History must not repeat itself

Private equity investors investing in infrastructure need to manage their public image carefully.

Last year's many controversies surrounding the ethics of private equity have made all too clear what happens if the outside world decides, however unreasonably, that the industry's moral standards are wanting.

It deserves to be said: of the many investment opportunities open to private equity today (and there still are many, despite the credit crunch), infrastructure finance is probably the greatest.

Its scope is well documented. According to the OECD, the world's infrastructure-related funding requirement to 2030, including new builds and upgrades in transport, telecoms, water and power, is a cool $2 trillion per year. On top of that, there are schools to build and hospitals to fund, assets that are often classified as “social” infrastructure – and make up another enormous segment of this rapidly growing asset class.

Much of the demand for infrastructure capital resides in North America and Europe. An arguably even bigger requirement exits in the growth economies of Asia and the Middle East. Governments have made it clear that they do not have the means to shoulder the financial burden by themselves. The private sector is required to contribute, and many private equity firms are already investing significant amounts of money in relevant projects. According to data compiled by PEI Asia, Asia-focused infrastructure funds being marketed at the moment are looking for a combined $22 billion in capital commitments – more than the fundraising target for any other region.
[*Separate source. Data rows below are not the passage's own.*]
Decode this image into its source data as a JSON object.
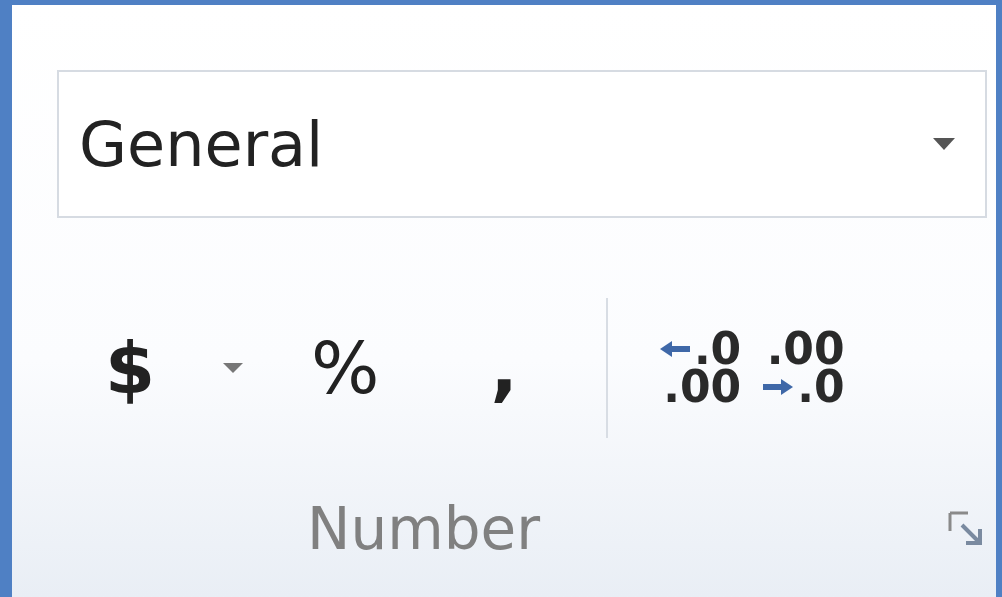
{
  "format_dropdown": {
    "value": "General"
  },
  "buttons": [
    {
      "kind": "symbol",
      "label": "$",
      "bold": true
    },
    {
      "kind": "caret"
    },
    {
      "kind": "symbol",
      "label": "%",
      "bold": false
    },
    {
      "kind": "symbol",
      "label": ",",
      "bold": true
    },
    {
      "kind": "separator"
    },
    {
      "kind": "increase",
      "lines": [
        ".0",
        ".00"
      ]
    },
    {
      "kind": "decrease",
      "lines": [
        ".00",
        ".0"
      ]
    }
  ],
  "group_label": "Number"
}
There are of course obstacles facing infrastructure-focused private equity operators, in Asia and elsewhere. For example, it is not easy to adapt private equity fund structures, investment horizons and compensation models to suit the long-term nature of infrastructure finance. In addition, competition for assets is ripe, with a plethora of investors invariably lining up when projects start looking for funding. Banks, pension funds, public-private-partnerships, insurance companies, sovereign investors, real estate groups and hedge funds are all active, and often armed with a lower cost of capital than private equity.

But arguably the most serious challenge facing the industry in the infrastructure space is the political risk it is taking on by replacing the public sector as the traditional provider of funding. Care homes and nurseries, even toll roads and airports are highly emotive assets, and the general public usually finds it hard to accept that they should be owned privately and run for profit, let alone generate capital gain for shareholders.

Moreover, large-scale infrastructure projects in particular tend to have far-reaching social repercussions. The building of a dam in a rural area that requires families or even entire communities to relocate has a serious social cost attached to it. Investors involved in creating this cost need to be mindful of the public scrutiny they will encounter in the process, today and in years hence when the consequences of the project will be fully assessable.

Such are the social sensitivities attached to infrastructure finance that a cavalier approach to dealing with them will not do. Last year's many controversies surrounding the ethics of private equity have made all too clear what happens if the outside world decides, however unreasonably, that the industry's moral standards are wanting. As they spread their wings in the infrastructure asset class, private equity funds must do everything they can to prevent this part of its recent history from repeating itself. A well-defined code of conduct and a commitment to transparency will be crucial. Without them, an otherwise outstanding investment opportunity could be squandered.